is a great source for information and help to reduce any future legal threats.
Labels: 1099-K, IRS
Monday, February 6, 2012
IRS Issue Guidance on Medical Devices
As part of health care reform law, medical devices now have an excise tax. The tax is 2.3 percent of the sale price of the device. The law goes into effect on January 1, 2012. The IRS has issued some clarification
on what is a taxable device.
The IRS has defined a device as taxable if "under the Federal Food, Drug & Cosmetic Act of 206 as an instrument,
apparatus, implement, machine, contrivance, implant, in vitro reagent,
or other similar or related article, including any component, part, or
accessory, that is recognized in the official National Formulary, or the
United States Pharmacopeia, or any supplement to them; intended for use
in the diagnosis of disease or other conditions, or in the cure,
mitigation, treatment, or prevention of disease; or intended to affect
the structure or any function of the body, and that does not achieve its
primary intended purposes through chemical action within or on the body
and that is not dependent upon being metabolized for the achievement of
its primary intended purposes."
The FDA has listed around 1,700 devices that fit the generic definition. There is an exception for eyeglasses, contact lenses, hearing aids. This also applies to devices that are purchased by the general public at retail establishments.
Friday, February 3, 2012

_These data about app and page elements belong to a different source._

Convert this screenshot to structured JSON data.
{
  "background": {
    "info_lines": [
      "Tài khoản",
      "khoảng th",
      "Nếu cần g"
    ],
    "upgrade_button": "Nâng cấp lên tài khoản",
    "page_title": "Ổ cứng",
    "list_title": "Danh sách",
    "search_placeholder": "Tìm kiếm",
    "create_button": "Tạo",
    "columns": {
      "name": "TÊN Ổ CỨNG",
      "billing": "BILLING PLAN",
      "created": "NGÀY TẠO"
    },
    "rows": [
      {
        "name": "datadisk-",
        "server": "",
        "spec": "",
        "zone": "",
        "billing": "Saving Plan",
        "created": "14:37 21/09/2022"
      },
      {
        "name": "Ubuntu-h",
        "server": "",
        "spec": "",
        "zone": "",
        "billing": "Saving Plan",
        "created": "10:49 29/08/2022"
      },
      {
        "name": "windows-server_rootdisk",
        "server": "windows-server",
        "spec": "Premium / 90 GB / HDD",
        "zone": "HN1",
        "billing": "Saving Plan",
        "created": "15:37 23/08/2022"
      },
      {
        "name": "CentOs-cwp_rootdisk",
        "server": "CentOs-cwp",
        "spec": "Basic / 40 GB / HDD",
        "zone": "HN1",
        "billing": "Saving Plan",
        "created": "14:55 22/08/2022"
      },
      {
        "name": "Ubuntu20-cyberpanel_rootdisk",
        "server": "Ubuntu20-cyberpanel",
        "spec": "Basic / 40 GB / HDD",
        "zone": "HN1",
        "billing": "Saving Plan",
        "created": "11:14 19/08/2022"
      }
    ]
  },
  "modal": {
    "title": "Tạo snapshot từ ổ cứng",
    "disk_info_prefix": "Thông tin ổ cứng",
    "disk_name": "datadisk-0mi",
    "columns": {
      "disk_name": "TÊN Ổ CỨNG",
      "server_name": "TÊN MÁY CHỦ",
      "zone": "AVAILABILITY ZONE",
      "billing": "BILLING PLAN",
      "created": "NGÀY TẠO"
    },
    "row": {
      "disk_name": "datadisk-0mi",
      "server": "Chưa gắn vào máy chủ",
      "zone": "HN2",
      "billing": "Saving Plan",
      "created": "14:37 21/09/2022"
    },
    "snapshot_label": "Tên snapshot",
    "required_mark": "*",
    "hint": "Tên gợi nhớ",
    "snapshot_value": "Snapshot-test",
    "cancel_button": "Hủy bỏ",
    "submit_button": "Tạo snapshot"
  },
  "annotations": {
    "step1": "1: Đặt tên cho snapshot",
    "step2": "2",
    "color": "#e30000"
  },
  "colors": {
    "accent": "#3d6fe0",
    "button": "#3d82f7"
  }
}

Home Buyer Credit Tool
The IRS continues to struggle with the debacle that was the First-Time Homebuyer Tax Credit. The credit was claimed by a significant number of people whom did not not qualify. The IRS sent notices to those tax payers telling them that they needed to repay the credit. This underpayment of taxes is considered a no-interest loan bu the IRS. They have mandated that the loan must be paid back in 15 equal installments beginning with the 2010 return.
The problem was the notice was sent to many tax payers whom did qualify. The end result was a large number of people being confused about if they owe and if so how much and when is it due.

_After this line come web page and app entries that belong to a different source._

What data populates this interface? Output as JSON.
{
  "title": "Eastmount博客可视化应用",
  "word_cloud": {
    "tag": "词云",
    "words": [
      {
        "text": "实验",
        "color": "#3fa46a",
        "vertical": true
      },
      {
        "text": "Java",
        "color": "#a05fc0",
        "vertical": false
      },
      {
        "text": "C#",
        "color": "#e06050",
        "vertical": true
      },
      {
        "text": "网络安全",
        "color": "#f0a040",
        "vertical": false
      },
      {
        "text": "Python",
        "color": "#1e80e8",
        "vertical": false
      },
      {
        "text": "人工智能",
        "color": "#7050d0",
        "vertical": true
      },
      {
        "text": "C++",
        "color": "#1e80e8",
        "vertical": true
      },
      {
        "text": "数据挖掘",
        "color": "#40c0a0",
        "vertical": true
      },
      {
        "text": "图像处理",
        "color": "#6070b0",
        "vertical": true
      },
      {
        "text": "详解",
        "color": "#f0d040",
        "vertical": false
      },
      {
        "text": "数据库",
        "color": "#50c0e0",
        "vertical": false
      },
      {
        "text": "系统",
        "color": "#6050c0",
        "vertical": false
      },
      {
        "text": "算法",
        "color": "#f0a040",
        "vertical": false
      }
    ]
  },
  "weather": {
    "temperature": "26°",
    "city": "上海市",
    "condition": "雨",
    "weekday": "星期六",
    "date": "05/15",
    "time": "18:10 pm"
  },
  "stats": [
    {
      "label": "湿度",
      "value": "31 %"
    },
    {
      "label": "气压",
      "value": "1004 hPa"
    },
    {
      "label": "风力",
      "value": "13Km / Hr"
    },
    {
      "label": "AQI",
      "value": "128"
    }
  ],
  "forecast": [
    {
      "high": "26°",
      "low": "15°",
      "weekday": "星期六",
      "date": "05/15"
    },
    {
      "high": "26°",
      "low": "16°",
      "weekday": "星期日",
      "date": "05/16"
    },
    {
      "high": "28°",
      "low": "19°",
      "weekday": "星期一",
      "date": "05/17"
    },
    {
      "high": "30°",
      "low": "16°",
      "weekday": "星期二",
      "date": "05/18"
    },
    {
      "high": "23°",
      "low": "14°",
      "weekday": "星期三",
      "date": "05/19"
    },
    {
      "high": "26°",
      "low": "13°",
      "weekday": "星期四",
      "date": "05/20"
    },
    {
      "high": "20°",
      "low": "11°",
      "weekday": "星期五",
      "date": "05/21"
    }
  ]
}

To help with all of the headache there is now a First-Time Homebuyer Credit Tool
on the IRS website. Tax payers can enter their information and find out what they owe on their 2010 taxes and the remaining balance. The repayment should be claimed on form 5405.
If you took the First-Time Homebuyer Tax Credit.and have questions we have knowledgeable accountants
who can help. They will make sure your return is filed correctly and help with strategies to limit your overall tax burden.
Labels: first time homebuyer tax credit, IRS website
Wednesday, February 1, 2012
Senate Looking at Tax Extenders
The Senate Finance Committee is holding hearings this week to investigate a better solution to tax extenders. These are portions of the tax code that only last for a year or two and then need to be "extended" or they will expire. This creates problems for the IRS and tax preparers
. The problem exacerbates when the extensions happen at the very end of the year. And now they are passing extenders that are not even full years. The poster child of the problem is the payroll tax cut that was passed in December for two months. Now the wrangling over an extension has already begun.
The Finance Committee is looking to reduce the extenders and simplify the tax code. They have the negative effect of reducing the tax base and requiring higher tax rates. They also require a great deal of legislative time every year.
The fundamental problem is that the Senate does not want to simplify the tax code. They are the primary beneficiary of a complex tax system and extenders in particular. When an extender comes up for a vote then they are contacted by lobbyists and special interests. The lobbyist brings in campaign donations in exchange for extending the tax break. The Senate isn't going to cut off a great source of campaign cash.
So don't hold your breath waiting for a simple tax code. It may make perfect sense, but the Senate won't cut out their campaign money without a fight. More likely they will hold some hearings, make grandiose speeches, and then let the whole thing fade away.
Labels: tax code